what a great idea makes life so much easier!
This is one I will have to make. So easy, so obvious…why haven't I done it already?
Nice! What a great idea, so easy too.
Very nice… we need quick and easy projects every now and then… okay maybe more often than that… lol…
What a great idea. They look fabulous. I forgot about the Elm Creek books. I have to hit up the library to see which ones I haven' read. THANK YOU for being on my online friends.
super cute and time saving, too. I need to make some of these. thanks lorna!
It's always nice to have a fun and fast project day of sewing! These placemats fit the bill! Great tutorial Lorna!
Beautiful batiks Lorna and these would also make a fast and easy gift for someone! Thanks for sharing.
Love it! This is how I've made a couple of mug rugs recently. I shall finish my placemats the same way! Thanks Lorna!
I have made several table toppers this way. Don't know why I didn't think of doing the place mats. Duh!Debbie
I've been wanting to make some of these. Thanks for the reminder. Your turned out awesome.
These are so cute, Lorna.

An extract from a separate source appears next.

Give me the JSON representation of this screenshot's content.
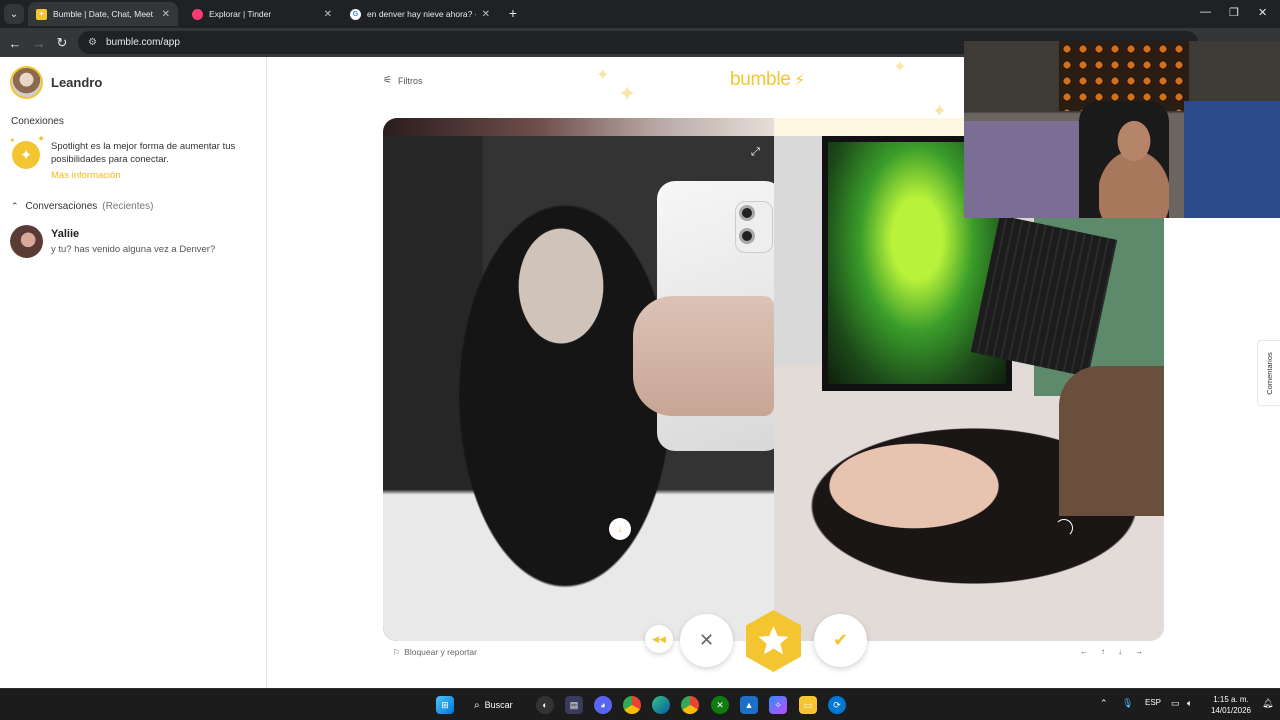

My friends and I call this technique \”pillowcasing\” because it's just like constructing a pillowcase. I bet these look really happy on your table! And thanks for being in our quilty stories, too!
Great idea, Thanks !Colleen @ piecemakerquilts.wordpress.com
You did the \”birthing\” method so well Lorna – the placemats look great!
I've never been keen on batiks but seeing your placemats is softening me – they are very attractive. I've used this binding free method for table runners and it worked well, I've also seen it used for making a bed quilt – think that it might get tricky to get all 3 layers to lie flat without wrinkles and puckers on a big scale though.
They look brilliant – what lovely bright summery placemats!
Great idea! Before, the thought of making place mats seemed overwhelming because I'd want to make quite a few matching ones. Making them without the binding seems much more appealing because of the time savings! You could even sew a small different color border to get that little punch of color that a binding usually adds.
I love this idea.
Neat! I have never tried it this way. Thank you for sharing!
I have done something similar with coasters but now I want to try placemats to! Love the tutorial. Thank you Lorna.
I'm really happy that you shared this Lorna. I've been practicing fmq. on mats that I've been wanting to donate to my workplace. They've been sitting unbound for months.
Very cute! I have some “fruit and vegetable” fabric that I need to make placemats out of!Gretta HewsonSan Marcos Injury Attorney